In a 5 to 5 vote, the board rejected Gov. Kelly’s executive order to delay school openings for about three more weeks.
Opponents of the order said the decision to deny the governor was about local control.
“There is nothing in this executive order that could not already be done by any district if it chose to do so,” said board member Jean Clifford. “Districts can determine their start date as they see fit at this time. Those districts who do not feel ready to open can and should delay or consider delaying their opening.”
Gov. Kelly signed an executive order to delay school reopening to after Labor Day on Monday, her decision drawing approval and push back from state officials.
Supporters wanted the order because of the rising number of coronavirus cases.
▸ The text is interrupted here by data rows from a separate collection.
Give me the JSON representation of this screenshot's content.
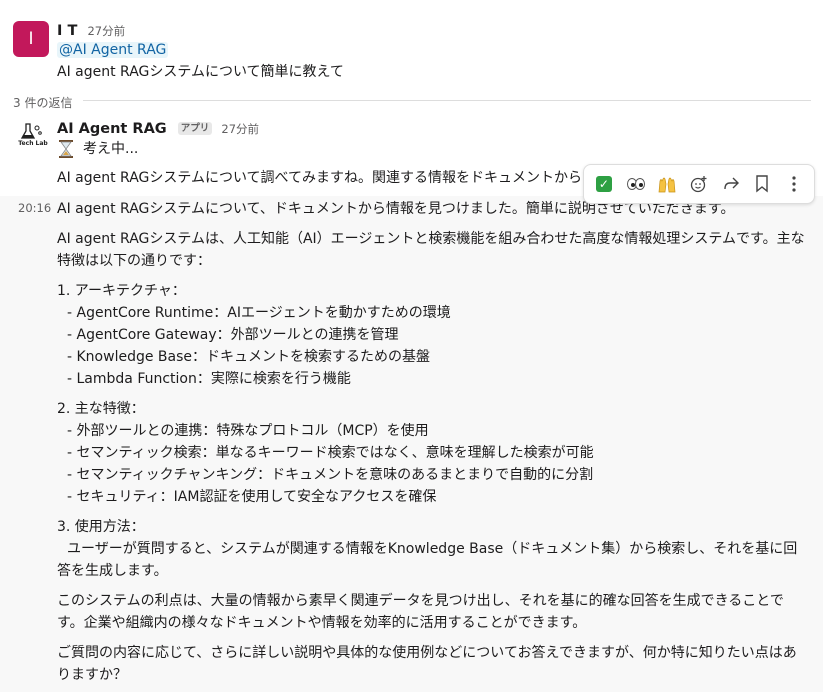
{
  "message1": {
    "user": "I T",
    "avatar_letter": "I",
    "time": "27分前",
    "mention": "@AI Agent RAG",
    "text": "AI agent RAGシステムについて簡単に教えて"
  },
  "replies_label": "3 件の返信",
  "bot": {
    "name": "AI Agent RAG",
    "badge": "アプリ",
    "time": "27分前",
    "logo_text": "Tech Lab",
    "thinking": "考え中...",
    "line1": "AI agent RAGシステムについて調べてみますね。関連する情報をドキュメントから",
    "hover_time": "20:16",
    "line2": "AI agent RAGシステムについて、ドキュメントから情報を見つけました。簡単に説明させていただきます。",
    "intro": "AI agent RAGシステムは、人工知能（AI）エージェントと検索機能を組み合わせた高度な情報処理システムです。主な特徴は以下の通りです：",
    "section1_title": "1. アーキテクチャ：",
    "section1_items": [
      "- AgentCore Runtime：AIエージェントを動かすための環境",
      "- AgentCore Gateway：外部ツールとの連携を管理",
      "- Knowledge Base：ドキュメントを検索するための基盤",
      "- Lambda Function：実際に検索を行う機能"
    ],
    "section2_title": "2. 主な特徴：",
    "section2_items": [
      "- 外部ツールとの連携：特殊なプロトコル（MCP）を使用",
      "- セマンティック検索：単なるキーワード検索ではなく、意味を理解した検索が可能",
      "- セマンティックチャンキング：ドキュメントを意味のあるまとまりで自動的に分割",
      "- セキュリティ：IAM認証を使用して安全なアクセスを確保"
    ],
    "section3_title": "3. 使用方法：",
    "section3_text": "ユーザーが質問すると、システムが関連する情報をKnowledge Base（ドキュメント集）から検索し、それを基に回答を生成します。",
    "benefit": "このシステムの利点は、大量の情報から素早く関連データを見つけ出し、それを基に的確な回答を生成できることです。企業や組織内の様々なドキュメントや情報を効率的に活用することができます。",
    "closing": "ご質問の内容に応じて、さらに詳しい説明や具体的な使用例などについてお答えできますが、何か特に知りたい点はありますか？"
  },
  "toolbar_icons": [
    "check-mark-reaction",
    "eyes-reaction",
    "raised-hands-reaction",
    "add-reaction",
    "share",
    "bookmark",
    "more-actions"
  ],
  "colors": {
    "avatar": "#c2185b",
    "mention": "#1264a3",
    "check": "#2ea043"
  }
}
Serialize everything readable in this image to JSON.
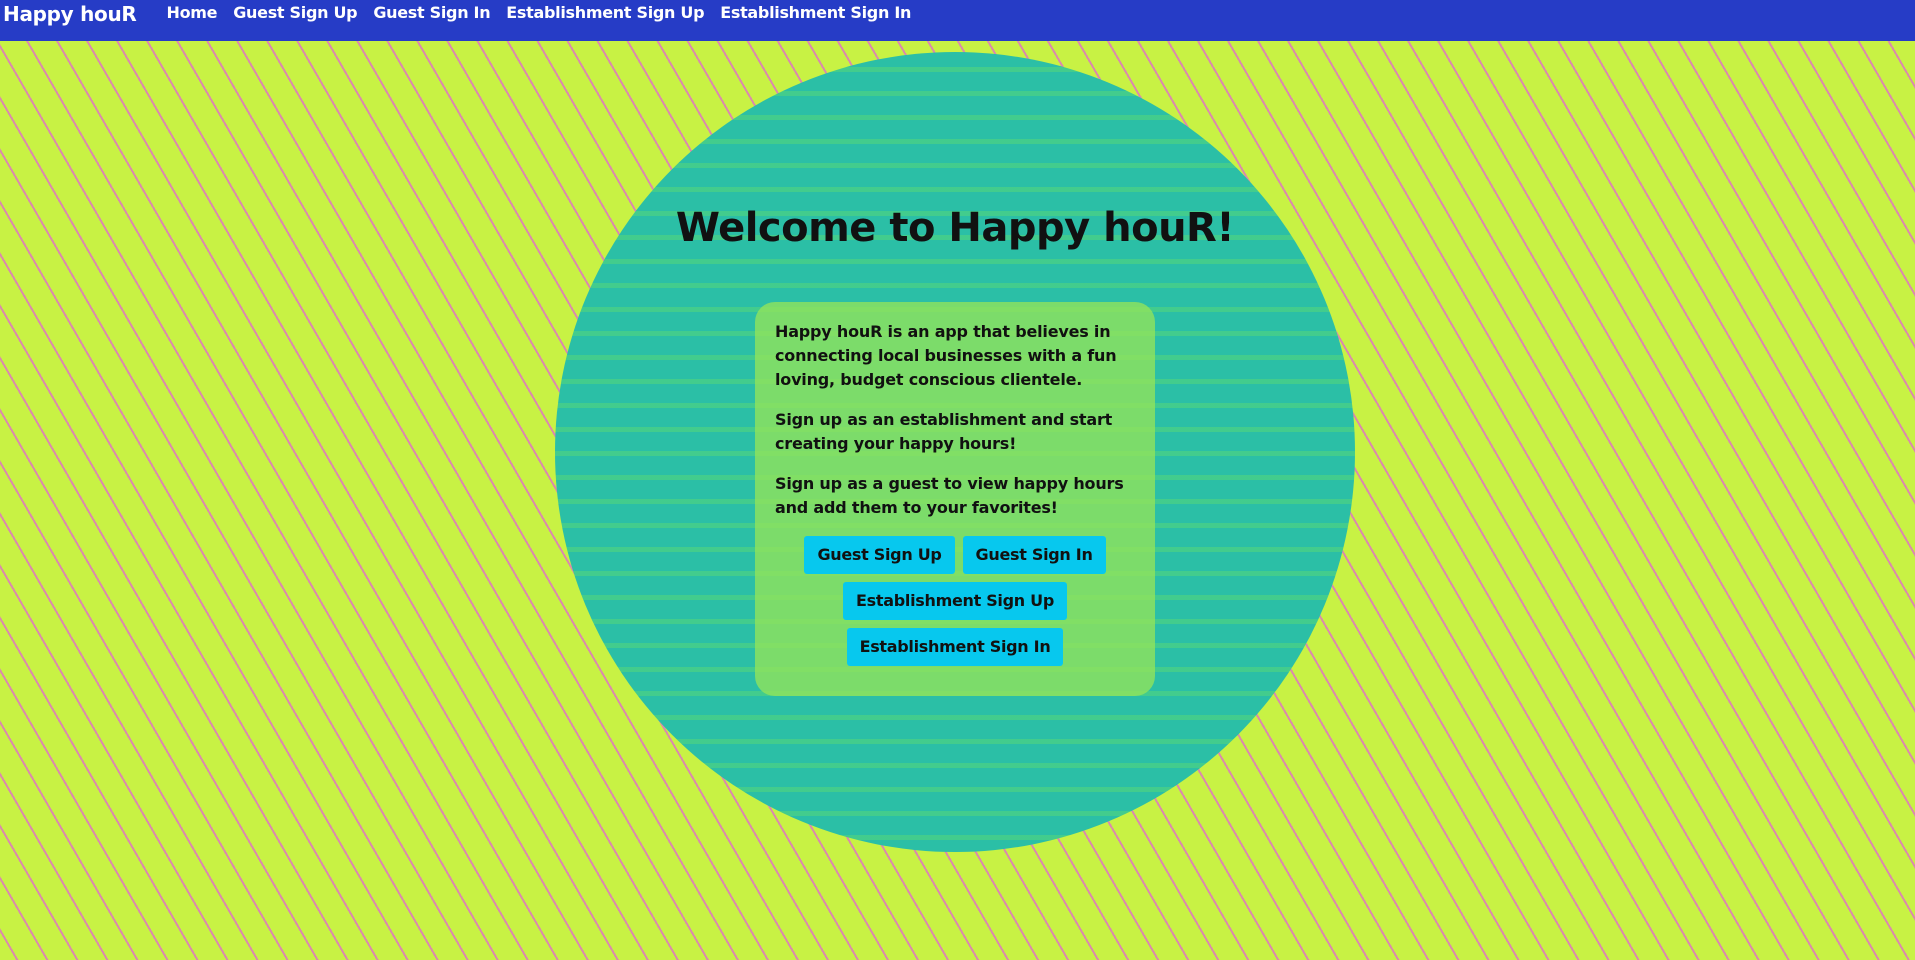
{
  "navbar": {
    "brand": "Happy houR",
    "links": [
      "Home",
      "Guest Sign Up",
      "Guest Sign In",
      "Establishment Sign Up",
      "Establishment Sign In"
    ]
  },
  "main": {
    "title": "Welcome to Happy houR!",
    "paragraphs": [
      "Happy houR is an app that believes in connecting local businesses with a fun loving, budget conscious clientele.",
      "Sign up as an establishment and start creating your happy hours!",
      "Sign up as a guest to view happy hours and add them to your favorites!"
    ],
    "buttons": {
      "guest_sign_up": "Guest Sign Up",
      "guest_sign_in": "Guest Sign In",
      "establishment_sign_up": "Establishment Sign Up",
      "establishment_sign_in": "Establishment Sign In"
    }
  },
  "colors": {
    "navbar": "#263cc6",
    "background": "#c8f244",
    "pattern": "#de78be",
    "circle": "#2bbfa6",
    "card": "#94e45a",
    "button": "#07c8ee"
  }
}
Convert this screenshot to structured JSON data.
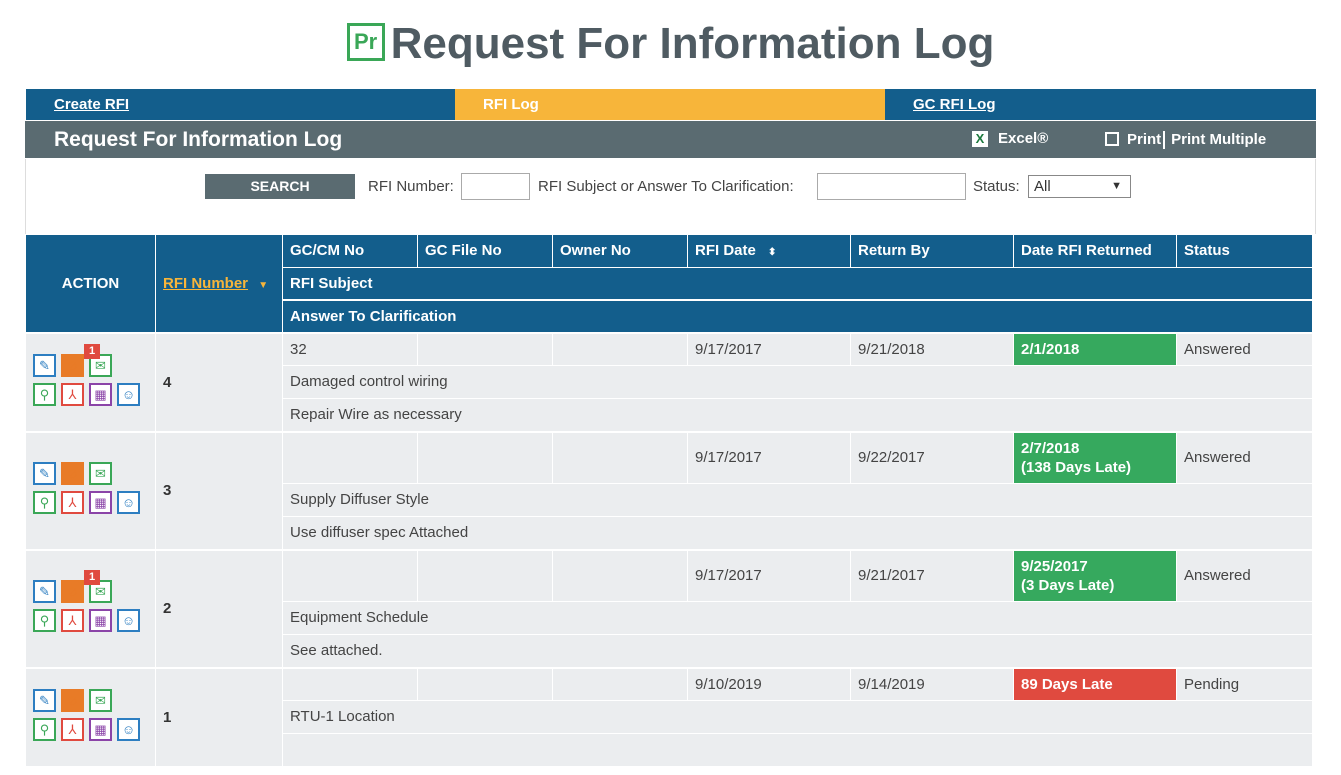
{
  "page": {
    "title": "Request For Information Log",
    "logo_text": "Pr"
  },
  "tabs": [
    {
      "label": "Create RFI"
    },
    {
      "label": "RFI Log"
    },
    {
      "label": "GC RFI Log"
    }
  ],
  "header": {
    "title": "Request For Information Log",
    "excel_label": "Excel®",
    "print_label": "Print",
    "print_multiple_label": "Print Multiple"
  },
  "search": {
    "button_label": "SEARCH",
    "rfi_number_label": "RFI Number:",
    "rfi_number_value": "",
    "subject_label": "RFI Subject or Answer To Clarification:",
    "subject_value": "",
    "status_label": "Status:",
    "status_value": "All"
  },
  "columns": {
    "action": "ACTION",
    "rfi_number": "RFI Number",
    "gc_cm_no": "GC/CM No",
    "gc_file_no": "GC File No",
    "owner_no": "Owner No",
    "rfi_date": "RFI Date",
    "return_by": "Return By",
    "date_returned": "Date RFI Returned",
    "status": "Status",
    "subject": "RFI Subject",
    "answer": "Answer To Clarification"
  },
  "rows": [
    {
      "rfi_number": "4",
      "gc_cm_no": "32",
      "gc_file_no": "",
      "owner_no": "",
      "rfi_date": "9/17/2017",
      "return_by": "9/21/2018",
      "date_returned": "2/1/2018",
      "date_returned_line2": "",
      "returned_state": "green",
      "status": "Answered",
      "subject": "Damaged control wiring",
      "answer": "Repair Wire as necessary",
      "attachment_count": "1"
    },
    {
      "rfi_number": "3",
      "gc_cm_no": "",
      "gc_file_no": "",
      "owner_no": "",
      "rfi_date": "9/17/2017",
      "return_by": "9/22/2017",
      "date_returned": "2/7/2018",
      "date_returned_line2": "(138 Days Late)",
      "returned_state": "green",
      "status": "Answered",
      "subject": "Supply Diffuser Style",
      "answer": "Use diffuser spec Attached",
      "attachment_count": ""
    },
    {
      "rfi_number": "2",
      "gc_cm_no": "",
      "gc_file_no": "",
      "owner_no": "",
      "rfi_date": "9/17/2017",
      "return_by": "9/21/2017",
      "date_returned": "9/25/2017",
      "date_returned_line2": "(3 Days Late)",
      "returned_state": "green",
      "status": "Answered",
      "subject": "Equipment Schedule",
      "answer": "See attached.",
      "attachment_count": "1"
    },
    {
      "rfi_number": "1",
      "gc_cm_no": "",
      "gc_file_no": "",
      "owner_no": "",
      "rfi_date": "9/10/2019",
      "return_by": "9/14/2019",
      "date_returned": "89 Days Late",
      "date_returned_line2": "",
      "returned_state": "red",
      "status": "Pending",
      "subject": "RTU-1 Location",
      "answer": "",
      "attachment_count": ""
    }
  ],
  "icons": [
    "pencil-icon",
    "paperclip-icon",
    "envelope-icon",
    "magnifier-icon",
    "pdf-icon",
    "calendar-icon",
    "user-icon"
  ],
  "colors": {
    "tab_blue": "#135e8c",
    "tab_active": "#f7b53a",
    "header_gray": "#5a6b71",
    "green": "#36a95e",
    "red": "#e04a3f"
  }
}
The extra time could have given schools a longer chance to prepare how they will operate during the crisis.
“Our teachers were not trained when they got their education degrees to do anything but teach in a classroom,” said board member Janet Waugh. “They need to be trained on how to teach this and teach their subject area.”
When K-12 schools reopen, students and staff will be required to follow safety measures including:
- Students 6th grade and up, all staff and visitors should wear face masks.
- Students 5th grade and under will likely be distracted by masks, and are therefore not included in this recommendation.
- Maintain social distancing of at least 6-feet, when possible.
- All students and staff should wash their hands every hour.
- Students and staff who are sick should stay home.
- Daily temperature screenings of all students and staff.
- This recommendation was made, but understood to potentially be too time-consuming and difficult for schools, especially those with large student populations.
According to Will Lawrence, Chief of Staff, the reasons behind Gov. Kelly’s order include:
- The rising number of coronavirus cases.
- Giving schools more time to prepare for the school year.
- Offering predictability for families and employers for school schedules.
None of the provisions of the executive order apply to home schools or students learning remotely.